(Items from an interface collection)
•••

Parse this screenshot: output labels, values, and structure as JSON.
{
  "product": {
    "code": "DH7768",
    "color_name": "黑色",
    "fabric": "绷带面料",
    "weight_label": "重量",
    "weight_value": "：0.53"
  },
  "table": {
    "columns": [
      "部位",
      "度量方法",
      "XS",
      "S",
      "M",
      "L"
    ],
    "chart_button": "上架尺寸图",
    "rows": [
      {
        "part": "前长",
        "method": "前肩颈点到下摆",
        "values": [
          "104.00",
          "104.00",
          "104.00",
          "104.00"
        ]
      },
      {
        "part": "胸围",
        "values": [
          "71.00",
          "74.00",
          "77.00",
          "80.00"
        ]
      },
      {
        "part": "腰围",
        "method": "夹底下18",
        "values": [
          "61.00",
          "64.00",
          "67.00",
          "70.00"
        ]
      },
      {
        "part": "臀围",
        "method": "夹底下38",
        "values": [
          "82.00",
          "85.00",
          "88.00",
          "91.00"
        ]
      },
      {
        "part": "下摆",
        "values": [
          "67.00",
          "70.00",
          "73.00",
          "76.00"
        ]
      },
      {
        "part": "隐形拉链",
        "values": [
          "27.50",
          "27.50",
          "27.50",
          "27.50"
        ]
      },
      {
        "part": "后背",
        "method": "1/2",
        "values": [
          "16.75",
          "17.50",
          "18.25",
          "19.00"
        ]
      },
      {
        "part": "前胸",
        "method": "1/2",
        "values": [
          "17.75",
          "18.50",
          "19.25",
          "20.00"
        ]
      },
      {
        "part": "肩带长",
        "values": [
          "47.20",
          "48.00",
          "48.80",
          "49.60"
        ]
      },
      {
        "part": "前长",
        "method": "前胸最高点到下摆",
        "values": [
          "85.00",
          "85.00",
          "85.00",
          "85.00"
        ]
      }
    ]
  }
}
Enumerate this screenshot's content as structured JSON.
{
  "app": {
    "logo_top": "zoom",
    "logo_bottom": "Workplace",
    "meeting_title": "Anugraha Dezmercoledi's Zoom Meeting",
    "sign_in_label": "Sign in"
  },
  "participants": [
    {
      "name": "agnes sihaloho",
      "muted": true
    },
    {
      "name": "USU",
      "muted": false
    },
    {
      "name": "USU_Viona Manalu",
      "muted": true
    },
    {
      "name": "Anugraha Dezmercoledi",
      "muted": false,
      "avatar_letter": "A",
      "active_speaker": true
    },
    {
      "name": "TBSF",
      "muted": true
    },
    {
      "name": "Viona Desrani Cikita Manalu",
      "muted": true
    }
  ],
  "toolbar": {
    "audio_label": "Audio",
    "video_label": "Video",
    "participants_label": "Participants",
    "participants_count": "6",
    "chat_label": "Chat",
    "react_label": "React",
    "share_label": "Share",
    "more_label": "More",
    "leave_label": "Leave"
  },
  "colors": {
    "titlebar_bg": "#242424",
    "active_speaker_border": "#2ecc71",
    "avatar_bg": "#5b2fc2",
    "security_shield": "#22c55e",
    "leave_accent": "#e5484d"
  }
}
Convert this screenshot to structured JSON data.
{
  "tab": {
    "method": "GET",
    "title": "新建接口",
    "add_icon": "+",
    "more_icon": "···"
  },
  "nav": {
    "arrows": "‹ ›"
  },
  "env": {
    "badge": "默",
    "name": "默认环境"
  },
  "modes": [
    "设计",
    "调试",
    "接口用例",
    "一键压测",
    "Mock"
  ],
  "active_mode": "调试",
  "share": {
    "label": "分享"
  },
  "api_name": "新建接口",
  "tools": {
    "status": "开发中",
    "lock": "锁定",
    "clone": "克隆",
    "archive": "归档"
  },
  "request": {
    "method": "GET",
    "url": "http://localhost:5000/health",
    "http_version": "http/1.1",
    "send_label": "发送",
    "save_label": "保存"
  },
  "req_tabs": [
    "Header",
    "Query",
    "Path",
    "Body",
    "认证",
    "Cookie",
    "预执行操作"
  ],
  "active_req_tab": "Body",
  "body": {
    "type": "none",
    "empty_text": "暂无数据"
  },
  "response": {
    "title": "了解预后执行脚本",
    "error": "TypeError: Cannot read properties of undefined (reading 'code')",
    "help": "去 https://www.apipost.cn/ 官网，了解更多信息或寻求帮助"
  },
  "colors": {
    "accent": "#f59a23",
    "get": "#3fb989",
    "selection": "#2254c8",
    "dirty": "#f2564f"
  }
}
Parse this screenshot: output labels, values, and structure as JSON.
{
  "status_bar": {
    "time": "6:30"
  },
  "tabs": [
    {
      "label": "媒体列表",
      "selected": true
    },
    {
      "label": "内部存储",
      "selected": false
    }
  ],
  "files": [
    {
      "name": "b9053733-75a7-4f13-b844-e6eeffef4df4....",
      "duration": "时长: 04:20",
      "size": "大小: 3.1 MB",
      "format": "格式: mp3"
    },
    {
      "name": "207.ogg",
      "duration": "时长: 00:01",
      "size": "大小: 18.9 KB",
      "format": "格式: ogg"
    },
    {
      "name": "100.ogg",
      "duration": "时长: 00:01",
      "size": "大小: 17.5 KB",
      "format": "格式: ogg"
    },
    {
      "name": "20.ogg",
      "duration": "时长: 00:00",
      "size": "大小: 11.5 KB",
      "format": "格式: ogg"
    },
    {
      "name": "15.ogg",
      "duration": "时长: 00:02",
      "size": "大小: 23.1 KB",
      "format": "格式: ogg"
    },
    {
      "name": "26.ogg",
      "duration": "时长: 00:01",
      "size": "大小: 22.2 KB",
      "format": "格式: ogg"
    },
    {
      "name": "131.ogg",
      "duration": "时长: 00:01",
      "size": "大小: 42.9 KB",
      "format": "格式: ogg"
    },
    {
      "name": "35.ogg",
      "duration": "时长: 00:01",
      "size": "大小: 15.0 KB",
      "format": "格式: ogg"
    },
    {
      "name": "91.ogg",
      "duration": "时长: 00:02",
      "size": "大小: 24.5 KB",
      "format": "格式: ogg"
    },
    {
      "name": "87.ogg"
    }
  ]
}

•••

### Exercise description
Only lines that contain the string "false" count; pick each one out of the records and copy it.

### Result of the task
      "muted": false
      "muted": false,
      "selected": false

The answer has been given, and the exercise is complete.